What this task involves: Check the listing below for lines that hold "title". How many are there? Please give only the number.

Start of Block

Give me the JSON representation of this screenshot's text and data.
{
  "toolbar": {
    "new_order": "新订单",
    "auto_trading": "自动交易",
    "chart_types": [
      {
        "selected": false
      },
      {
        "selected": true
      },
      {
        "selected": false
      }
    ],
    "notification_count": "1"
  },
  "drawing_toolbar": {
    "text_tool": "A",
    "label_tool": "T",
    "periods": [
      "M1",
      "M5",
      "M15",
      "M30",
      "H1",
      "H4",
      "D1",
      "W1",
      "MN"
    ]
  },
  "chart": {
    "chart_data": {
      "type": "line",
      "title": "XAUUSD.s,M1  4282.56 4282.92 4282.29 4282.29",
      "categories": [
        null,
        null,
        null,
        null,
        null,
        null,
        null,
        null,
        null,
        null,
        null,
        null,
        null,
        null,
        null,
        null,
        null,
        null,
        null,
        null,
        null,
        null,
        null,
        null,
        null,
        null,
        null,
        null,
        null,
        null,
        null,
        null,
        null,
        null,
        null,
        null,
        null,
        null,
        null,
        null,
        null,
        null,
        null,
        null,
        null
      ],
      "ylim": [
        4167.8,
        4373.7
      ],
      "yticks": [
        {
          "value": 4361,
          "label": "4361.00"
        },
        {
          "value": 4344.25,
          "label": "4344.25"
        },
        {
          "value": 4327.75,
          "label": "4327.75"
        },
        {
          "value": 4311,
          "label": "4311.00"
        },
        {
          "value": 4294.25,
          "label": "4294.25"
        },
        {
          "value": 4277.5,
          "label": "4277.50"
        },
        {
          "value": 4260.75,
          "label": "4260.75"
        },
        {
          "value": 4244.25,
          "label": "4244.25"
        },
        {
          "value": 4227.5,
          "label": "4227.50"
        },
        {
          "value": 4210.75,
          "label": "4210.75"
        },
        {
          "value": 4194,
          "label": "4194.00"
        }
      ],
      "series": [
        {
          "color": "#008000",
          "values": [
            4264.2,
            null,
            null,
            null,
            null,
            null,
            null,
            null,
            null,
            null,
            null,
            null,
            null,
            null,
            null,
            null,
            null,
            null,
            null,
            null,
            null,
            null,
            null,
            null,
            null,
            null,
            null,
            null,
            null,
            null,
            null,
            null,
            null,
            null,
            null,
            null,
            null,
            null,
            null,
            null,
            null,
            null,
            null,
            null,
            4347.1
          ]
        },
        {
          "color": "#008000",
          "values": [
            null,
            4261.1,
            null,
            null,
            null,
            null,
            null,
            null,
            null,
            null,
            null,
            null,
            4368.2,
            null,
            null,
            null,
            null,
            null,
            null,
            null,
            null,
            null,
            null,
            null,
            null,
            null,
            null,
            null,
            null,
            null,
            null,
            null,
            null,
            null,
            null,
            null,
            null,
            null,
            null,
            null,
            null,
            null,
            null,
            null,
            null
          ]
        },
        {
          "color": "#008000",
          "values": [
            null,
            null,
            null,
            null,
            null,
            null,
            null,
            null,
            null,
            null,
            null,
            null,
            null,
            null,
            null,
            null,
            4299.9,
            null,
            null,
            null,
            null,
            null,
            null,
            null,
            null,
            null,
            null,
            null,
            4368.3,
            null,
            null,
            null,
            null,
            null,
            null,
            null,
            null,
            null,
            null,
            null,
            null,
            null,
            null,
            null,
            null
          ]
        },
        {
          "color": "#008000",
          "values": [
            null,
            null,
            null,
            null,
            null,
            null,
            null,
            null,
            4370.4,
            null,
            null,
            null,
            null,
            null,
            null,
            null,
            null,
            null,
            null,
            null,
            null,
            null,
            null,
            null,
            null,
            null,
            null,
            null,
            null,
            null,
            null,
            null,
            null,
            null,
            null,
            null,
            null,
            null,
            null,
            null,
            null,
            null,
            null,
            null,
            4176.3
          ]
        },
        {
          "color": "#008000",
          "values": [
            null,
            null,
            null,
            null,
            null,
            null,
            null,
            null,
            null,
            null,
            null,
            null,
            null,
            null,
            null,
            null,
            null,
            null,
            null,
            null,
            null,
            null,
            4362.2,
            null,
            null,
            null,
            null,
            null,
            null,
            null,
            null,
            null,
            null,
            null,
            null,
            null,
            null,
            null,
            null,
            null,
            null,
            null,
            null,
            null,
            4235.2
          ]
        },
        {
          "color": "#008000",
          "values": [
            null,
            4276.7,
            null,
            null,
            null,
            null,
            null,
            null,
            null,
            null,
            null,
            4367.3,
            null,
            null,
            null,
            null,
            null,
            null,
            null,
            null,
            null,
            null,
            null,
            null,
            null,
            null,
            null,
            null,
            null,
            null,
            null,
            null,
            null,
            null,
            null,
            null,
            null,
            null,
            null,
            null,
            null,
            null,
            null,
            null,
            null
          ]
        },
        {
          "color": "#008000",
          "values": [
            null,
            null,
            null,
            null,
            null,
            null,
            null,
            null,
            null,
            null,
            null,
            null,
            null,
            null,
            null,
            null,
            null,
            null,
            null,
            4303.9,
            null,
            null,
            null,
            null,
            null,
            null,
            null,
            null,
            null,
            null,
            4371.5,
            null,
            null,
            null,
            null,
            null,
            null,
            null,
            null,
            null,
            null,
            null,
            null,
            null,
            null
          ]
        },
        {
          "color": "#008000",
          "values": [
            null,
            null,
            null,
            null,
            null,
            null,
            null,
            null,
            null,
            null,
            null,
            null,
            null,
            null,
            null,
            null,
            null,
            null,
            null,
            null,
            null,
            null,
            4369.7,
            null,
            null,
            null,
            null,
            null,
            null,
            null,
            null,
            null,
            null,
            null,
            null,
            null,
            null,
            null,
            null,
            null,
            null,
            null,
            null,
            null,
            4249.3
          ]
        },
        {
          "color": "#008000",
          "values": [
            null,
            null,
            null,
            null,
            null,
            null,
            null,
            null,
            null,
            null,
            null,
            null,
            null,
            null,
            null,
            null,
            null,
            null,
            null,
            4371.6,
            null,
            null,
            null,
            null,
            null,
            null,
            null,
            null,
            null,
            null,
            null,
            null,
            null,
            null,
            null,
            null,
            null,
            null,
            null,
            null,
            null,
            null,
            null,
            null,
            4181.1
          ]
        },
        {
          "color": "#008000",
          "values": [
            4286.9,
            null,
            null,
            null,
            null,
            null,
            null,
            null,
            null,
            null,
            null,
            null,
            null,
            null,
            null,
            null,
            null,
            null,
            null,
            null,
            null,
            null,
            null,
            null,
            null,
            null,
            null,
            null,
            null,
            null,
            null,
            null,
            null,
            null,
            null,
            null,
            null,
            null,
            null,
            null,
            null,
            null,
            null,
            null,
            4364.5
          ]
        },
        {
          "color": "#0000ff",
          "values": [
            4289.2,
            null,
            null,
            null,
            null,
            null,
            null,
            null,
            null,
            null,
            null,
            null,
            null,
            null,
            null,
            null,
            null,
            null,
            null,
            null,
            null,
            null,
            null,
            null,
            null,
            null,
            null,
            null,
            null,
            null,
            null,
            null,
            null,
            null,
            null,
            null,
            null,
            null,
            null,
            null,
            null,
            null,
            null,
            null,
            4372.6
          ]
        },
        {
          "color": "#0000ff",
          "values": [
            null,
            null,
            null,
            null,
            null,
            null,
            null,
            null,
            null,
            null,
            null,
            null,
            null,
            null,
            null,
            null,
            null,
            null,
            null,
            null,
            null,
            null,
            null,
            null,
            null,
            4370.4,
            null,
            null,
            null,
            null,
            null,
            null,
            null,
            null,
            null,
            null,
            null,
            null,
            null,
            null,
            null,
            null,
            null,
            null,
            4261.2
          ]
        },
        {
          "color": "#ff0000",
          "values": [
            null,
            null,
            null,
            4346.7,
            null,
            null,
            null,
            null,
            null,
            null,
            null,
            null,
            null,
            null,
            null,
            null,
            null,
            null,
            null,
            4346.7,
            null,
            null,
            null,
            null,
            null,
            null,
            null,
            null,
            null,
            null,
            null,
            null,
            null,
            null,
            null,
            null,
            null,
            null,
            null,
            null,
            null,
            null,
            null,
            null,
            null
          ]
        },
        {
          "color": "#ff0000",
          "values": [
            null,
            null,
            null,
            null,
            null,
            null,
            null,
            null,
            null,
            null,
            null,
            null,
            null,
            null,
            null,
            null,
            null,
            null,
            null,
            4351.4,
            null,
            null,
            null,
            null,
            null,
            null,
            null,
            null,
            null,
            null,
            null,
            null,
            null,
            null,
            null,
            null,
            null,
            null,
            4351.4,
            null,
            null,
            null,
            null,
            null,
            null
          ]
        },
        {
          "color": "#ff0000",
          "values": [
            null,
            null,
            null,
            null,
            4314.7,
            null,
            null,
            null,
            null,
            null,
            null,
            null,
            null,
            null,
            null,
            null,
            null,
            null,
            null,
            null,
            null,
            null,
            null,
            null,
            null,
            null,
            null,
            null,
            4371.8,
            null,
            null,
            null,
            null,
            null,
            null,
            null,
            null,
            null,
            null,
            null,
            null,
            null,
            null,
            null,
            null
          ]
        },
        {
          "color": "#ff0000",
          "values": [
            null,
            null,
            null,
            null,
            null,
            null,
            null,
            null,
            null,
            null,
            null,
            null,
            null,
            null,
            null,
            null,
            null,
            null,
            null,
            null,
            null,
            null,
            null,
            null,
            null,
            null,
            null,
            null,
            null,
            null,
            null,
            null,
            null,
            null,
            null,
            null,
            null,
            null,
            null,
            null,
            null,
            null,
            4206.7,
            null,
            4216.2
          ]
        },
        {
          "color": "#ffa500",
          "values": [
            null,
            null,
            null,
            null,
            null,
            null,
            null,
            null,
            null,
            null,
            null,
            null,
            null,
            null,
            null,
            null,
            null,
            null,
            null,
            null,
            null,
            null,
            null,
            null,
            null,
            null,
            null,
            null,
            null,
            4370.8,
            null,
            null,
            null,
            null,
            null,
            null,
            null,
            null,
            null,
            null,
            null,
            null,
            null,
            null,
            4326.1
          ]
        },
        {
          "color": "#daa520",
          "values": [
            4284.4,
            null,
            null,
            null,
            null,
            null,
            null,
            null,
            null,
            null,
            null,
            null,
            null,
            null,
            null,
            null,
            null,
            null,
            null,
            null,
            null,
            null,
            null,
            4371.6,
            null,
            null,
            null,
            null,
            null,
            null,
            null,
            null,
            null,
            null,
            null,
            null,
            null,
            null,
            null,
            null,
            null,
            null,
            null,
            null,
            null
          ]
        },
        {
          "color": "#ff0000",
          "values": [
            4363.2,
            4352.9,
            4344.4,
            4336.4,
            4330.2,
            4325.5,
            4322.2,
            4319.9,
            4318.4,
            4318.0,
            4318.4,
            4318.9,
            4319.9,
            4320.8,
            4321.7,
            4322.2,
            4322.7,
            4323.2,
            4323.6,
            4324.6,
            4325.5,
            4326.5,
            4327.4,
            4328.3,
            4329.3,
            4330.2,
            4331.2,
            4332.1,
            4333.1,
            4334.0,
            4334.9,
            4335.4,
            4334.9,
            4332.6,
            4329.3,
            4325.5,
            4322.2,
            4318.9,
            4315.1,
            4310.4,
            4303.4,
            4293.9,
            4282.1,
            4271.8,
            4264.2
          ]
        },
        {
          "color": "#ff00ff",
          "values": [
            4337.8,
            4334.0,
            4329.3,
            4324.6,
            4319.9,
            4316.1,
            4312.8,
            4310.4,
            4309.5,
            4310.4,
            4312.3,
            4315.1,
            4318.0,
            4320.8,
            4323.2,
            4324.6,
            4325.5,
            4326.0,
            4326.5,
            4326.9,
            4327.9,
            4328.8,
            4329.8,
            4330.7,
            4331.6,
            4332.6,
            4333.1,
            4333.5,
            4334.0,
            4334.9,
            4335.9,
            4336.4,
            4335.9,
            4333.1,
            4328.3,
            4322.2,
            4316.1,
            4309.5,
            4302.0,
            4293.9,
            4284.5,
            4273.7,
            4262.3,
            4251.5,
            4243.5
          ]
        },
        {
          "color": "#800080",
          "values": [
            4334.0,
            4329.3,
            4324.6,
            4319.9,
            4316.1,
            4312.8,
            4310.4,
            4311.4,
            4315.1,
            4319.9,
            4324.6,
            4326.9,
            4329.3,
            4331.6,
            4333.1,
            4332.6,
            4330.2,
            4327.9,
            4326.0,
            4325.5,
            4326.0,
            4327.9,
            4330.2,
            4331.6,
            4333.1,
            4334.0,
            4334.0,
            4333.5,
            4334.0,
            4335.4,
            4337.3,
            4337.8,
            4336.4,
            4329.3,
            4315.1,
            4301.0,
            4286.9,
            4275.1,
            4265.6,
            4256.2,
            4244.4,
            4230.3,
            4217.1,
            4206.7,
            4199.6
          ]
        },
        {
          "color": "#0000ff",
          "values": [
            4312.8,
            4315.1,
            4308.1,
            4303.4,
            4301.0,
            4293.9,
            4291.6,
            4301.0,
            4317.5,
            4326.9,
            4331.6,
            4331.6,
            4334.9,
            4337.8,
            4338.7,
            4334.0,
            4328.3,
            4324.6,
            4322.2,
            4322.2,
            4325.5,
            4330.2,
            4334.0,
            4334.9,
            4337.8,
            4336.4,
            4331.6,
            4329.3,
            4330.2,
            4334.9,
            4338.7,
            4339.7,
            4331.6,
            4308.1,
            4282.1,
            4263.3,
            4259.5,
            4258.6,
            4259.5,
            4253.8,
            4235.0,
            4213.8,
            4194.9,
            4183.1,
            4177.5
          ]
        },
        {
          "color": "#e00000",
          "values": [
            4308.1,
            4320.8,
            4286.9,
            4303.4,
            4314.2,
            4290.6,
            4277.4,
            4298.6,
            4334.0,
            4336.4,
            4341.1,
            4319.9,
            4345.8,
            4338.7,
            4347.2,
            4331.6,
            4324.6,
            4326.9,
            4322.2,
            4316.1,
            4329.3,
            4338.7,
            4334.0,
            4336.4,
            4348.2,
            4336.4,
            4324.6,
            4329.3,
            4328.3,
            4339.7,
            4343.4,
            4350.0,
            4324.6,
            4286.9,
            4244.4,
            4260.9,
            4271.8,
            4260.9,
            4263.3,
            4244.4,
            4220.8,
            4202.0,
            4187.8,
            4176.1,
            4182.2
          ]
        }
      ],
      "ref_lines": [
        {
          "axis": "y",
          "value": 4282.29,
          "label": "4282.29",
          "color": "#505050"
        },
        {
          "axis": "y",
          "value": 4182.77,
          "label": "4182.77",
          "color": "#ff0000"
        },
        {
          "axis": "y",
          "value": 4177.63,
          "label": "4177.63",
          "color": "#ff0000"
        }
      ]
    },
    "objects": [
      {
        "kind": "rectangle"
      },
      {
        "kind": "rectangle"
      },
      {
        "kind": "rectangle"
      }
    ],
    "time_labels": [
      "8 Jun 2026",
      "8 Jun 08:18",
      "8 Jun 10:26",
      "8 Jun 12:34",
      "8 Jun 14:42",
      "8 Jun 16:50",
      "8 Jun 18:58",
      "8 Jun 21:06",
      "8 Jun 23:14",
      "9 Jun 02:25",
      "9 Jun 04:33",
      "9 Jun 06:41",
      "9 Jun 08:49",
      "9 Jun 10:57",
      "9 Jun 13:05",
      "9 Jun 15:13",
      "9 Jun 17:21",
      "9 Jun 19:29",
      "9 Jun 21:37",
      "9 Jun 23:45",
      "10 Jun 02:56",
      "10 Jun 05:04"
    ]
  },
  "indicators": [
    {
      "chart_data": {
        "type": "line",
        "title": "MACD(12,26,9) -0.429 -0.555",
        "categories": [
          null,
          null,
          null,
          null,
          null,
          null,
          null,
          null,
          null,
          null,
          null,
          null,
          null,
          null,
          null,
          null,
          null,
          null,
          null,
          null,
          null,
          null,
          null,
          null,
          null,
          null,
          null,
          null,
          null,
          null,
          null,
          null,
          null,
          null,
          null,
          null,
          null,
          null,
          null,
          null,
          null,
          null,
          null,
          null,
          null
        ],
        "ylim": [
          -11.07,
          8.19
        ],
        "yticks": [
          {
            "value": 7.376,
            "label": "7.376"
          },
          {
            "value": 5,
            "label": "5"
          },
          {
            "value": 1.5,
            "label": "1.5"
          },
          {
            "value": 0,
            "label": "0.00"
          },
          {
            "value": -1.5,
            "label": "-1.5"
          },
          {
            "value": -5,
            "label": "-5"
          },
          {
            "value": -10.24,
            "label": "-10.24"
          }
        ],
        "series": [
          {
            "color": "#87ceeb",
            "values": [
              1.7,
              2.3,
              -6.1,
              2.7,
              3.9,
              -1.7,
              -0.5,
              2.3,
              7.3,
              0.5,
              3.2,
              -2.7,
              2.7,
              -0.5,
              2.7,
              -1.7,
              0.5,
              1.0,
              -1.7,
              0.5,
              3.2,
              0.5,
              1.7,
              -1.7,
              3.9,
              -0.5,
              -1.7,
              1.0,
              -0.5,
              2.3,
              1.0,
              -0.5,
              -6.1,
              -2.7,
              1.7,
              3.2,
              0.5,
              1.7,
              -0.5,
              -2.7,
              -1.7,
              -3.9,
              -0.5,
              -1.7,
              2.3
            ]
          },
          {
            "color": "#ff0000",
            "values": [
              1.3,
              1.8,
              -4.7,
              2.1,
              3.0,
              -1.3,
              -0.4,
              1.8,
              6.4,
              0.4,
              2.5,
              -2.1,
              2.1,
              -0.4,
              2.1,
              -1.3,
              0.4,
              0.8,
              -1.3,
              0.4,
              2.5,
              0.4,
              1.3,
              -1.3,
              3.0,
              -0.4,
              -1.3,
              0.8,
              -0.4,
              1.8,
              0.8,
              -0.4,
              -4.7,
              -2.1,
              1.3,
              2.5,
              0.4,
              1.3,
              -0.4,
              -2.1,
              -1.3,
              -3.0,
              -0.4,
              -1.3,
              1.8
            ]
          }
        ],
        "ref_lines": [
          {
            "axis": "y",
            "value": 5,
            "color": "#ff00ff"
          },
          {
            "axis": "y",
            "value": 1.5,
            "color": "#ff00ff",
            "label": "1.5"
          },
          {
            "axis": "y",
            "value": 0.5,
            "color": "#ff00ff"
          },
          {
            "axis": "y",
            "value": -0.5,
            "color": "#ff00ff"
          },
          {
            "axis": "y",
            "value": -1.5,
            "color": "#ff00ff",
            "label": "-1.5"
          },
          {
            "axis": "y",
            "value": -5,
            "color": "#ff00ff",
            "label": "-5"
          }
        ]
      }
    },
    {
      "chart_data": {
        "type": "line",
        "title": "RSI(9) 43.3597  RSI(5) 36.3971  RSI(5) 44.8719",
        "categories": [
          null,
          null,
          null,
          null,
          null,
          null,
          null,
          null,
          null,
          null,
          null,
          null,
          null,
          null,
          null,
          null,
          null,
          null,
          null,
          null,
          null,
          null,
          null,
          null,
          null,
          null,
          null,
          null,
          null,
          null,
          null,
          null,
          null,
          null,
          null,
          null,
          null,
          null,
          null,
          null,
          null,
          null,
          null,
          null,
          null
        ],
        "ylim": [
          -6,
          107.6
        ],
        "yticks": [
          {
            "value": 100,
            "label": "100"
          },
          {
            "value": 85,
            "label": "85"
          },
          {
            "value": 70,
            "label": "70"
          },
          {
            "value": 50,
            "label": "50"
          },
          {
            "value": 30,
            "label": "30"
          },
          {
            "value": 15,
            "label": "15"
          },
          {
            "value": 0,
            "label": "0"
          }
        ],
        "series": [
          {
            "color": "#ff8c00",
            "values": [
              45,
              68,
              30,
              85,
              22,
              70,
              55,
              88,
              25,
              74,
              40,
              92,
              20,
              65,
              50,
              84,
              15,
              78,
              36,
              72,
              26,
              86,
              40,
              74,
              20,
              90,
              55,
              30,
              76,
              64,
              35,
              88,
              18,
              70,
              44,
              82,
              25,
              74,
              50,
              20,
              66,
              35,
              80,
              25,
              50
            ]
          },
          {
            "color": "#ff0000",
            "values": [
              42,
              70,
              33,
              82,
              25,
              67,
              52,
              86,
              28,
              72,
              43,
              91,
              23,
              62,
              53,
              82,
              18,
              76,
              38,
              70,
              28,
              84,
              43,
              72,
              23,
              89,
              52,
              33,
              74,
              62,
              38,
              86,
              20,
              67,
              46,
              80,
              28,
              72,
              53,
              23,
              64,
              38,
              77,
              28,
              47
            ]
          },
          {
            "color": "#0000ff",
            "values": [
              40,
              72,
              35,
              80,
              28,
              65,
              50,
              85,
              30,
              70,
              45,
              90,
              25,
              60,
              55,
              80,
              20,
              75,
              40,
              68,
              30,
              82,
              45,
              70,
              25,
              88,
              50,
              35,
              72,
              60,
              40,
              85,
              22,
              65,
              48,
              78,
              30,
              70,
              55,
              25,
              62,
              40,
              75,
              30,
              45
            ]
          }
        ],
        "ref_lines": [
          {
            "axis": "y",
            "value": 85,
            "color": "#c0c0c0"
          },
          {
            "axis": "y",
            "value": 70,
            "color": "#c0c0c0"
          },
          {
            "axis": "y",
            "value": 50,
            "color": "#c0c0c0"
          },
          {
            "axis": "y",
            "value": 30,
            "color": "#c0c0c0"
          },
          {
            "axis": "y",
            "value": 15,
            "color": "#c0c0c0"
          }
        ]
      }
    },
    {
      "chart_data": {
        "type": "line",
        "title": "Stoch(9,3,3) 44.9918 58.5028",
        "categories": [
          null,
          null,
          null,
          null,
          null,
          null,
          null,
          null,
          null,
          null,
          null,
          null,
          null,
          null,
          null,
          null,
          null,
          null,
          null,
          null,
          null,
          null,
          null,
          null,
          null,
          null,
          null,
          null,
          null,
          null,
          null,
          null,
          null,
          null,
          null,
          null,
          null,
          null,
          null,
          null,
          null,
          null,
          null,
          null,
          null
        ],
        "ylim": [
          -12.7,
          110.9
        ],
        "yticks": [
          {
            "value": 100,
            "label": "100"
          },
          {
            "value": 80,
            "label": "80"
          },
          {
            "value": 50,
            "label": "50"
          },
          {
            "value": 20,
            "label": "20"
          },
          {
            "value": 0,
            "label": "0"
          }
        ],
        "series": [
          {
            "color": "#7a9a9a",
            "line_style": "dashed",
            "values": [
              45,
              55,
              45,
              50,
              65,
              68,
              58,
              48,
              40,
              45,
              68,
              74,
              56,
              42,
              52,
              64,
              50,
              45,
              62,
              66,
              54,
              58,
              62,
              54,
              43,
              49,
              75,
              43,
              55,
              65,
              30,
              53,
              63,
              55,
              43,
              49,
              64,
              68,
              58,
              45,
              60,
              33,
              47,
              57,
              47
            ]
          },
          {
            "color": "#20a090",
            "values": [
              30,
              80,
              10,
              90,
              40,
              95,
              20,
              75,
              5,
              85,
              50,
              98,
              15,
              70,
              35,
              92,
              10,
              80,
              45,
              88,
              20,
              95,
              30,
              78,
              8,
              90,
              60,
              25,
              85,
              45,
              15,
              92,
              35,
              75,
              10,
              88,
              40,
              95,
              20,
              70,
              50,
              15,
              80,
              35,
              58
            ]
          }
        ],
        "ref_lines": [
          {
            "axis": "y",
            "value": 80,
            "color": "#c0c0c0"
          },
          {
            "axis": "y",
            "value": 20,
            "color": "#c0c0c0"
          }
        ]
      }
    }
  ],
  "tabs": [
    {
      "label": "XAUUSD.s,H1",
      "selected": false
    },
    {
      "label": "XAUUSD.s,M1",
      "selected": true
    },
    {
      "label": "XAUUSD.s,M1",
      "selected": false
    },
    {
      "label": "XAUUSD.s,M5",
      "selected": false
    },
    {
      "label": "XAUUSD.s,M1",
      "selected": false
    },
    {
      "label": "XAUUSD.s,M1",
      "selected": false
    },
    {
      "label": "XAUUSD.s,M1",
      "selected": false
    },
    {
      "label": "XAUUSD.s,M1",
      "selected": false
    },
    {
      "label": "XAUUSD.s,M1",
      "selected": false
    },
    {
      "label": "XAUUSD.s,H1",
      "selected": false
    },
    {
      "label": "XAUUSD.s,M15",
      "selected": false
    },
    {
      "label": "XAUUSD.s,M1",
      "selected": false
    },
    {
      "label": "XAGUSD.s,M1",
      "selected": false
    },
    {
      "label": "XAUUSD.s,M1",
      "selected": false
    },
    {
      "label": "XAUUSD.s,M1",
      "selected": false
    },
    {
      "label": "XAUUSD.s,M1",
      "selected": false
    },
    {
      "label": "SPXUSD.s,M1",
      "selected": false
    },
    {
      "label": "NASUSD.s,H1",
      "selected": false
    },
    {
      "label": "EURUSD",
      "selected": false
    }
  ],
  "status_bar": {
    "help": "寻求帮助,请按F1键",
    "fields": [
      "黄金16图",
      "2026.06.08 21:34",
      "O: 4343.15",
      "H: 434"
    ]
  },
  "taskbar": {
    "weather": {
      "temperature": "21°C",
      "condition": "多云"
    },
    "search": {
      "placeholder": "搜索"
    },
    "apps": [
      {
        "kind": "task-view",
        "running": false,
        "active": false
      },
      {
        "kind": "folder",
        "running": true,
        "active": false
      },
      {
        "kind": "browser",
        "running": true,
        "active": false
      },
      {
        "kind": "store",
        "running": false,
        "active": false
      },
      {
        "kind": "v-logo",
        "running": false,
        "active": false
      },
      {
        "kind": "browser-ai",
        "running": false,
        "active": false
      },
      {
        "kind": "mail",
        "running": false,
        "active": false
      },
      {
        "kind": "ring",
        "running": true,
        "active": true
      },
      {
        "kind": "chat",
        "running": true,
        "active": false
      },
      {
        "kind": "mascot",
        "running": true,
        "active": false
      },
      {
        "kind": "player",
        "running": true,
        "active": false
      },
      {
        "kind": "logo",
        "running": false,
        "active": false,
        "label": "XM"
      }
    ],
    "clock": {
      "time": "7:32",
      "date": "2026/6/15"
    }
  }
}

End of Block

Completed exercise: 4